Records shown =>
----

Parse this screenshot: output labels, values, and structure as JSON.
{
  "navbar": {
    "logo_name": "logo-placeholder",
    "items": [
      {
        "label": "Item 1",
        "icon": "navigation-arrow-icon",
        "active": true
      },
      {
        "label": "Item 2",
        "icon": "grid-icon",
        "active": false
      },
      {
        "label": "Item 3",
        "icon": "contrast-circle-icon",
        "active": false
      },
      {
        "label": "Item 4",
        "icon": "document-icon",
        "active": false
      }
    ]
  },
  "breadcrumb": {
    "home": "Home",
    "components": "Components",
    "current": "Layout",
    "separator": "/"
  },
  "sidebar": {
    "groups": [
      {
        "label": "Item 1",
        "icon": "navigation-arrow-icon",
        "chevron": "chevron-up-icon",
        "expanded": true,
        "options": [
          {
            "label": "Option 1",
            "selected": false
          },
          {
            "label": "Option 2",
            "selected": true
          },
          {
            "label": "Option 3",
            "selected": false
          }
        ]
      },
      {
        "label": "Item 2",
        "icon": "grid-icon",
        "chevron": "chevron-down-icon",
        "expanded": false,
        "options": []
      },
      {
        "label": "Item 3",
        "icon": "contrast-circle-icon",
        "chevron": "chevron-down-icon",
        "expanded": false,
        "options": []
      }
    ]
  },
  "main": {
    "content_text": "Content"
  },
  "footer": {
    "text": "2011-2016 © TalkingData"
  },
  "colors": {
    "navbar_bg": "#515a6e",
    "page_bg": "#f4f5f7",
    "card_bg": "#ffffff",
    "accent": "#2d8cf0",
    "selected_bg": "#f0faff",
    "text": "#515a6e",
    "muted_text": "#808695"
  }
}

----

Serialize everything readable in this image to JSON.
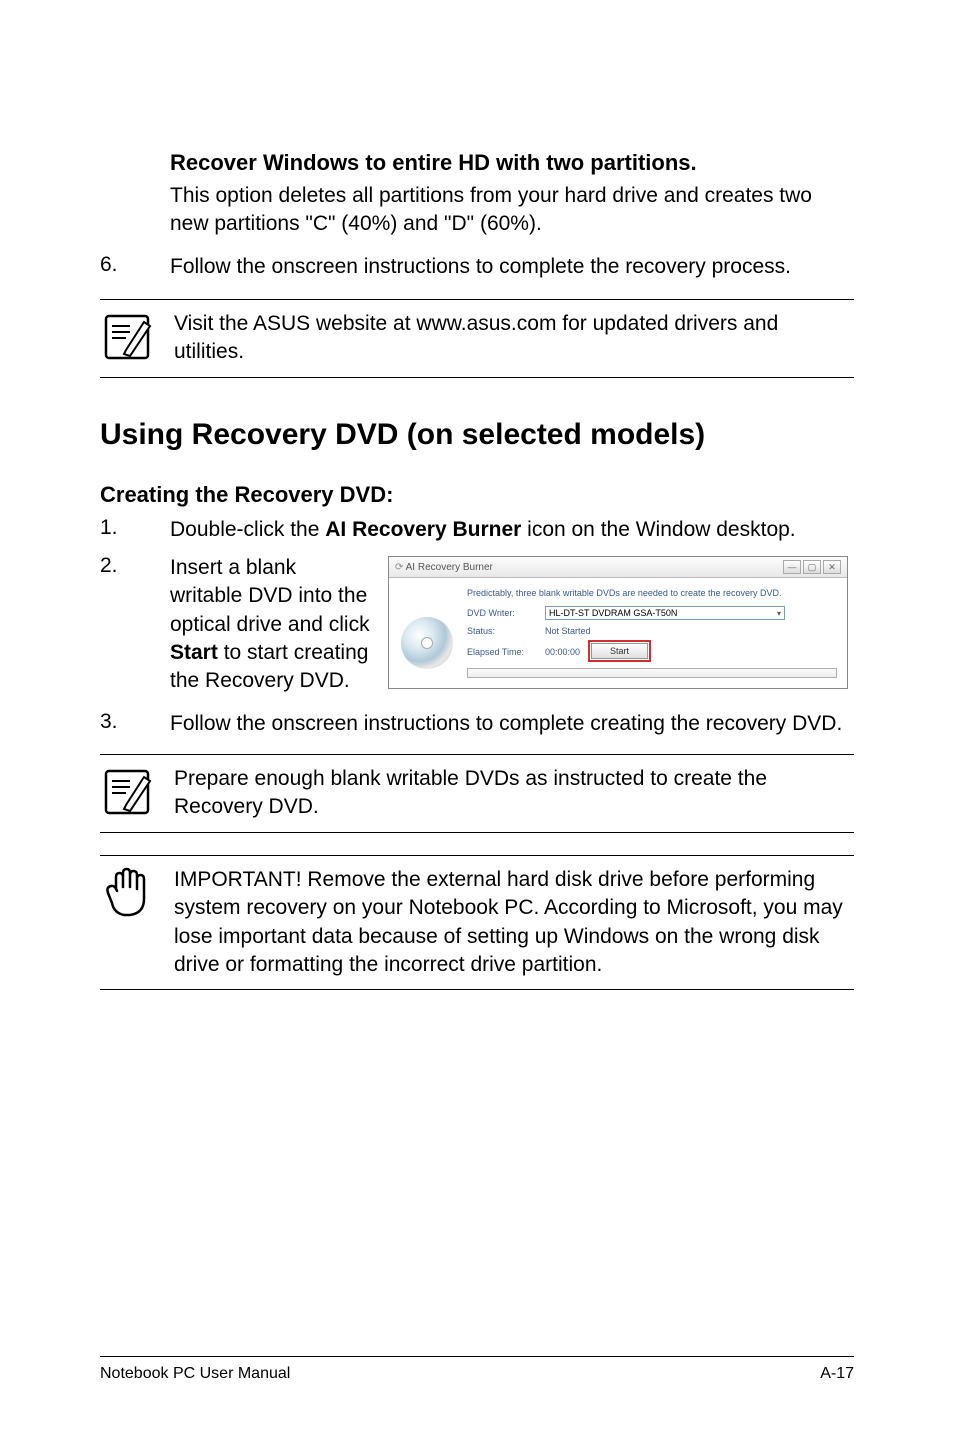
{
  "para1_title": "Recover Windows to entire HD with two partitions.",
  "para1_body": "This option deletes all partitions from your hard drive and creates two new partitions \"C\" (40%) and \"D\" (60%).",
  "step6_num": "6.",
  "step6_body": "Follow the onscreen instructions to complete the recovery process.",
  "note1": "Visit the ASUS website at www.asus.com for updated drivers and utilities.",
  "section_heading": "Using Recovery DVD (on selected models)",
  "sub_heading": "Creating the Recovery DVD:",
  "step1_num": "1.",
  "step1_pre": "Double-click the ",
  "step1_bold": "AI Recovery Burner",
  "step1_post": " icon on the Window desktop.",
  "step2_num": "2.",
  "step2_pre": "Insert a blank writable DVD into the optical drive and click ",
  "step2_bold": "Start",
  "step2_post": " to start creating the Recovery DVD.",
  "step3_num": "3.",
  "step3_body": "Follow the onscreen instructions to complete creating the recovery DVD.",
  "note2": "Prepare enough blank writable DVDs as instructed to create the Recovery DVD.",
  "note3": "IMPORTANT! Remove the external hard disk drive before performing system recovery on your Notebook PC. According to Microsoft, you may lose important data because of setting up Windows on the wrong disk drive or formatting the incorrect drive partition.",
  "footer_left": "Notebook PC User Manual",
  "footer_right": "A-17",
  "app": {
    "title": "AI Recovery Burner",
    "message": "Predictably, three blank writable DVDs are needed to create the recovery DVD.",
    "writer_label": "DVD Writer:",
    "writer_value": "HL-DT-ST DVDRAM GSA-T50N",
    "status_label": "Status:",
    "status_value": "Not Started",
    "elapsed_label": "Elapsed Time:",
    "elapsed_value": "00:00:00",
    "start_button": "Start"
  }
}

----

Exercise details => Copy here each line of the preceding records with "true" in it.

Result of this task =>
        "active": true
        "expanded": true,
            "selected": true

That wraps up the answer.